In an article titled “Can Our Species Escape Destruction?” John Terborgh argues that collective restraint is the one hope for stopping overgrown humanity’s devastation of the planet. This is a scientifically-imbued version of a common view. When the United Nations Population Fund announced that on Oct. 31st world population will reach seven billion, news stories referred to the event as a Halloween specter.
Malthus’ thesis that exponential population growth cannot be sustained by finite resources is a truism, though it is fashionable to dismiss Malthus, Mr. Terborgh says. In Malthus’ bleak early 19th century scenario, when population becomes excessive, overcrowding and competition for resources causes famines and wars. Those disasters act as a check on population.
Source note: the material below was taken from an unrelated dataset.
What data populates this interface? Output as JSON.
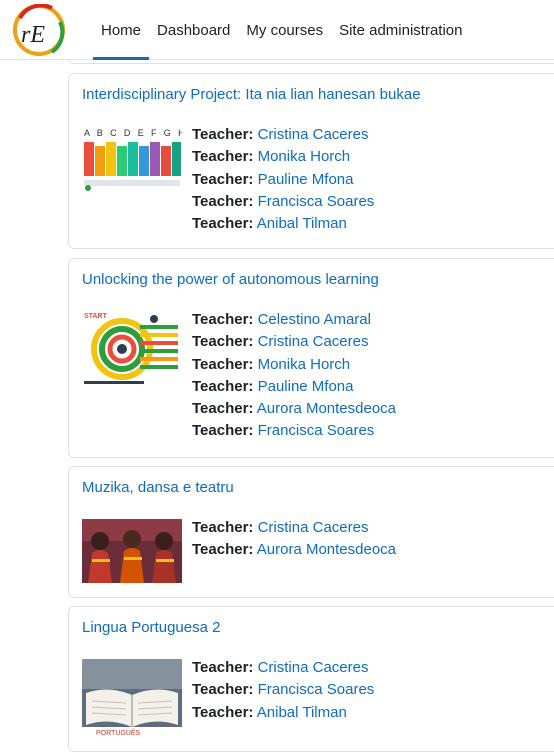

We now know that population growth goes down in response to higher income and better education. In developed countries people have far fewer children than they did in the past. Poorer countries have high birth rates but in most places the growth rate of population is declining—in India, for instance. If these trends continue, world population will stabilize, albeit at a high level.
Of course, the ecological Armageddon argument is not just about the growing number of people but about the growth of each person’s carbon footprint. We in the developed world consume gargantuan amounts of resources compared to any past society and billions of people in developing countries are fast increasing their consumption.
Mr. Terborgh sets out the links in a seemingly impeccable chain of reasoning. “Humans compete for resources, living space, mates, social status, and almost everything else,” he points out. But “competition has a dark side, for a competitive system provides no rewards for restraint; to the contrary, lack of restraint is often rewarded.”
Given that “Without restraint there is nothing to prevent the exhaustion of resources and a global calamity of unprecedented proportions,” the conclusion follows: “The world needs to impose collective restraints on many fronts, but so far self-interest and competitiveness have trumped most efforts to respond to the needs of the collective whole.”
What entity is to impose worldwide restraints? Mr. Terborgh does not see national governments constraining competitive greed. On the contrary: “The human predicament of overpopulation and overexploitation of resources is fundamentally driven by the primordial impulses … In the contemporary world, these impulses form the self-interest of competitively driven entities, be they individuals, corporations, or nation-states.”
So nation-states can’t get beyond the primordial impulse to compete for more resources. This suggests a supra-national body. One could envision an amalgamation of the United Nations and the US Environmental Protection Agency writ large, but to possess the authority to impose constraints it would have to be backed by political power. A worldwide political entity, dictating and enforcing rules for the supposed “collective good” of humanity—that could be an international communist party with ecology as its protégé rather than the proletariat.
Truth is, replacing the invisible hand of competitive markets with a visible global boot would not necessarily protect the planet. On the contrary, past collectivist dictatorships caused great environmental havoc—recall the Soviet Union’s record, from heavily polluting industries to the Chernobyl nuclear plant, all centrally planned, no doubt justified by some notion of the “collective good”. Then there is the issue of what an environmentalist Stalin with global reach would do to our lives and liberties.
Scientists like Mr. Terborgh complain that humanity is not heeding their warnings about the impending ecological crisis. Given the political implications of collective action, you can see why many people prefer to take their chances with overpopulation and resource depletion.
But this issue merits serious discussion, especially as any attempt to use collectivist methods to prevent environmental catastrophe would strengthen authoritarian politics.